26 Jun 2009, Combat Outpost Meade, Iraq (Baghdad): It was a scorching hot mid-June day in Baghdad, about 125 degrees. We had made a mounted patrol to the Victory Base Complex (aka “VBC”) – the largest US base in Iraq - to get some needed repairs done on one of our MRAPs. The outpost we live on is tiny and frequently does not have the things we need to keep us fully mission capable and ready to roll, that’s when we make a trip to VBC.
As is always the case when we go to VBC, I provide the guys some time to get some personal things done while we’re at “the big PX.” Usually, half the team will bring home a box of fried chicken from the Popeye’s fast food place at VBC to parse out over the next few days back at our combat outpost, Meade. For some reason, we don’t get fried chicken in the mess hall anymore, so we want it all the more.
While I was strolling through the big PX at VBC, I noticed something that I had never seen before. There was an inconspicuous sign, practically hidden in a corner, displaying that they had whole pigs (frozen) for sale. I couldn’t believe my luck.
Once we all made it to our usual rally point (Popeye’s), I put out my discovery and asked if anyone was interested in doing a pig roast. It was unanimous, of course, to get one. We weren’t prepared to take it home that day, but we started to make our plan.
We had to go back to VBC in a week (more maintenance)so that’s when we decided to get the pig. Until then, we had to figure out how to cook the thing, since the only cooking device we have is a grill that we use for our weekly Saturday night steak event. A couple of my NCOs told me, “Sir, we got it, we’ll figure something out.”
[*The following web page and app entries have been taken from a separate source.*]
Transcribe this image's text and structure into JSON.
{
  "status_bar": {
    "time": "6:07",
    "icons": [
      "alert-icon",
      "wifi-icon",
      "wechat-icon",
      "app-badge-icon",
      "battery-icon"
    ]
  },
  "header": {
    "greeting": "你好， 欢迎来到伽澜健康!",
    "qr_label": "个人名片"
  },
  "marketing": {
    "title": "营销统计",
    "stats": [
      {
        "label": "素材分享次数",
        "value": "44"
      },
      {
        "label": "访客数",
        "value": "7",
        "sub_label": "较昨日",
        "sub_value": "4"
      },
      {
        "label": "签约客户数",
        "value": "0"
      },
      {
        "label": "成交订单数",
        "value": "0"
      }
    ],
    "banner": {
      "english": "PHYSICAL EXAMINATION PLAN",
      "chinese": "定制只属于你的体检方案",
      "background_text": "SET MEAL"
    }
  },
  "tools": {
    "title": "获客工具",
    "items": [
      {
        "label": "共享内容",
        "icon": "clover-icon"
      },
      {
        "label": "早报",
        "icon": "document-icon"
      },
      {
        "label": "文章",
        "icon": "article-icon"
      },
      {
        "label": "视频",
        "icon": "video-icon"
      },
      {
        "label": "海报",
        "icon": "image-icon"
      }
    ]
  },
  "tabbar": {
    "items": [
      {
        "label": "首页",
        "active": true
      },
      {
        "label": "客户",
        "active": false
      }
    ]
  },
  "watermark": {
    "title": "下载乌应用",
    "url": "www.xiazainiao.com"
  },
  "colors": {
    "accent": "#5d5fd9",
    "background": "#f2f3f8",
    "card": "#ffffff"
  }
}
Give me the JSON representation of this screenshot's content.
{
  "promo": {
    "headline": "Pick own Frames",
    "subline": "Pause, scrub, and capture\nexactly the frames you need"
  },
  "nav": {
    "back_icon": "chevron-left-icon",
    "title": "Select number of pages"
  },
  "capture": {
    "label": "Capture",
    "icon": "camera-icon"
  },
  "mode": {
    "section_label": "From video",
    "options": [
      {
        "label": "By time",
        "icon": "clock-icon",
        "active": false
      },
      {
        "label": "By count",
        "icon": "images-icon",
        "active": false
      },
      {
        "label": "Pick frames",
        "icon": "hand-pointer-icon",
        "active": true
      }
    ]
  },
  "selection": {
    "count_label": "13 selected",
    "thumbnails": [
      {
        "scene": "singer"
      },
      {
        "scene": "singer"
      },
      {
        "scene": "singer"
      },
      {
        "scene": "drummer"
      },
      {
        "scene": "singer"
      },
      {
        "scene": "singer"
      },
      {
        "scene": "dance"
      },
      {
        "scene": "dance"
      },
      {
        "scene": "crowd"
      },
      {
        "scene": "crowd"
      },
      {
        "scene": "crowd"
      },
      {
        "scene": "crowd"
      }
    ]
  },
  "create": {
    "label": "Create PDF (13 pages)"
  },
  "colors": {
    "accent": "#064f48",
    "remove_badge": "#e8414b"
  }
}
So the next VBC trip came up and we were ready to go. We had some more maintenance to do on one of our MRAPs but all anyone could talk about was getting the pig. I found out later that my guys were spreading the word around Meade that we (The Jedi MiTT) were going to have a pig roast. We were the envy of everyone else on COP Meade.
A couple of my NCOs went with me to the PX to carry the hog out. We found the frozen foods guy, he checked his clipboard and saw we had a hog reserved and off we went to the refer trailer. The manager at the PX opened the freezer trailer and there they were, a good half-dozen frozen whole pigs. He showed us which one was ours and my NCOs hauled it back to our MRAP.
The hog was lightly wrapped in a gauze-like material. We put some large trash bags around him and then strapped him in two adjoining troop seats for the ride home, which gets bumpy for the last 30 minutes. We had this planned out like a true military operation. We got back to COP Meade and took him into our conference room and onto the table – it was the only table we had that was big enough to do the prep work.
Around 2200, SFC Colon and I went in to do some prep work on him. We ended up getting the mess hall’s huge outdoor grill, so we had to get him to lie flat on the grill. We wanted to do a spit, but couldn’t get the materials we needed, so this was our back up plan. I won’t get into gory details, but a saw is vital (and I do have the video). SFC Colon had made up a nice marinade for him and he got that applied and then put him to bed for the night. The pig thawed out nicely and took in SFC Colon’s “secret” marinade overnight.
SFC Colon and SFC Parker got up around 0500 and prepped the grill and got the coals going. By 0630, the pig was on the grill. We did have some minor duties that day but I told the team that we would stay home for the day and use this as a reset day. Everyone on Team Jedi was beginning to wake up to some wonderful barbeque aromas that day. The rest of the camp was drooling with envy.
Everyone was having a great time, just sitting around, watching the pig slowly cook over the coals, and reminiscing about the past year. A couple of the guys went into our gym trailer, pulled out the stereo, and set it up outside so we could all listen to some music while we relaxed. I pulled out my iPod and hooked it up and before long we were listening to some classic rock (the kind of music you might listen to if you were to spend a day at the lake).
The pig actually cooked a lot quicker than we thought it would (maybe it’s that ambient 125 degree heat) and was basically done by lunch time. I savored every minute out there. The music was great, the company was awesome, the stories were flowing, hell, even the non-alcoholic beer we acquired was starting to taste alright. No one said it, but you could feel it in the air: this would be our last big shin-dig as a team. Our tour was coming to a close and we were going home soon.
In a few weeks, we’ll all be back at Ft. Riley to do our 5 days of out-processing and then we all go on to different assignments, probably never seeing each other again, at least not as a whole team.
As we began pulling the meat off the grill and carving it up, I looked around. Everyone was having such a great time with the camaraderie, the food, and the music. The pig roast was a huge success, and it tasted great. We had placed another great memory in our collective heads, another story to tell over a beer with a friend down the road. But next time, the beer will be real.
Look for the next episode in a couple of weeks – Return of the Jedi. Until then, this is Jedi 6, out.